BEGIN
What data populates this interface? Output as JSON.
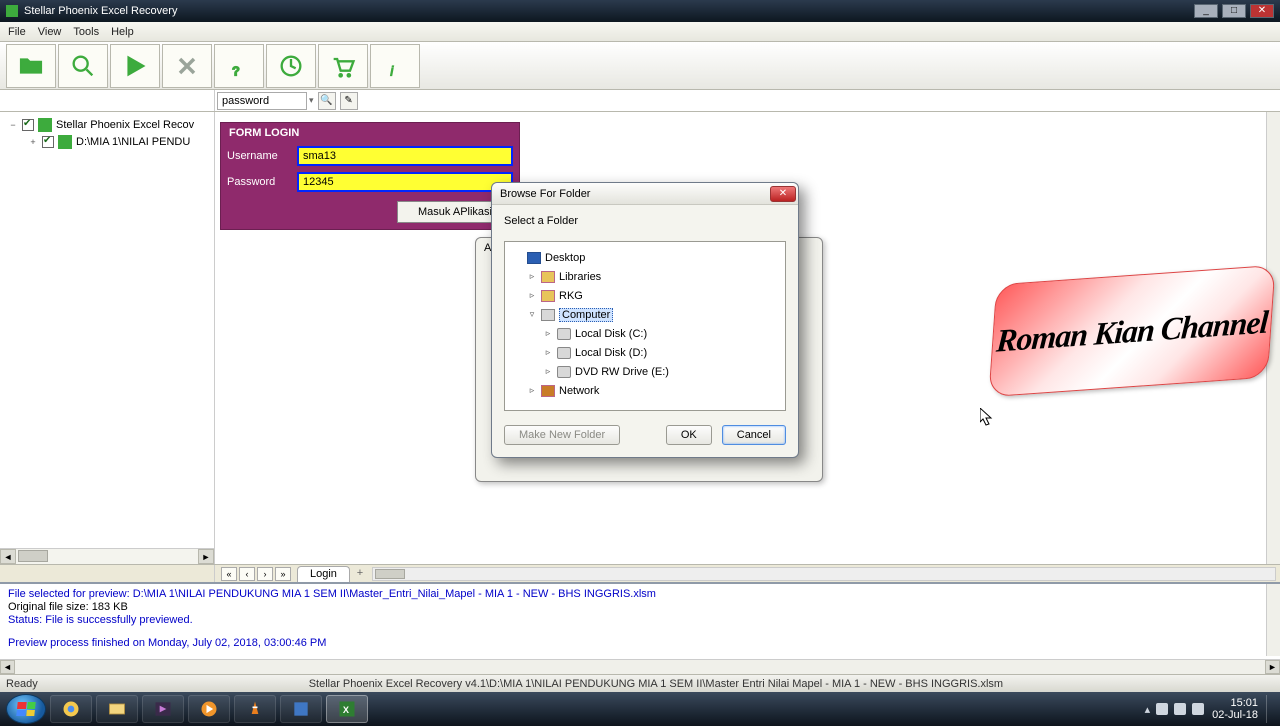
{
  "app": {
    "title": "Stellar Phoenix Excel Recovery"
  },
  "menu": {
    "file": "File",
    "view": "View",
    "tools": "Tools",
    "help": "Help"
  },
  "search": {
    "value": "password"
  },
  "tree": {
    "root": "Stellar Phoenix Excel Recov",
    "child": "D:\\MIA 1\\NILAI PENDU"
  },
  "form": {
    "title": "FORM LOGIN",
    "username_label": "Username",
    "username_value": "sma13",
    "password_label": "Password",
    "password_value": "12345",
    "submit": "Masuk APlikasi"
  },
  "behind_dialog": {
    "title_fragment": "Ad"
  },
  "browse": {
    "title": "Browse For Folder",
    "instruction": "Select a Folder",
    "nodes": {
      "desktop": "Desktop",
      "libraries": "Libraries",
      "rkg": "RKG",
      "computer": "Computer",
      "c": "Local Disk (C:)",
      "d": "Local Disk (D:)",
      "e": "DVD RW Drive (E:)",
      "network": "Network"
    },
    "make_new": "Make New Folder",
    "ok": "OK",
    "cancel": "Cancel"
  },
  "sheet": {
    "tab": "Login"
  },
  "log": {
    "l1": "File selected for preview: D:\\MIA 1\\NILAI PENDUKUNG MIA 1 SEM II\\Master_Entri_Nilai_Mapel - MIA 1 - NEW - BHS INGGRIS.xlsm",
    "l2": "Original file size: 183 KB",
    "l3": "Status: File is successfully previewed.",
    "l4": "Preview process finished on Monday, July 02, 2018, 03:00:46 PM"
  },
  "status": {
    "ready": "Ready",
    "path": "Stellar Phoenix Excel Recovery v4.1\\D:\\MIA 1\\NILAI PENDUKUNG MIA 1 SEM II\\Master Entri Nilai Mapel - MIA 1 - NEW - BHS INGGRIS.xlsm"
  },
  "sys": {
    "time": "15:01",
    "date": "02-Jul-18"
  },
  "watermark": "Roman Kian Channel"
}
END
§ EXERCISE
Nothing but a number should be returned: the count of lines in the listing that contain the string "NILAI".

§ YOUR SOLUTION
3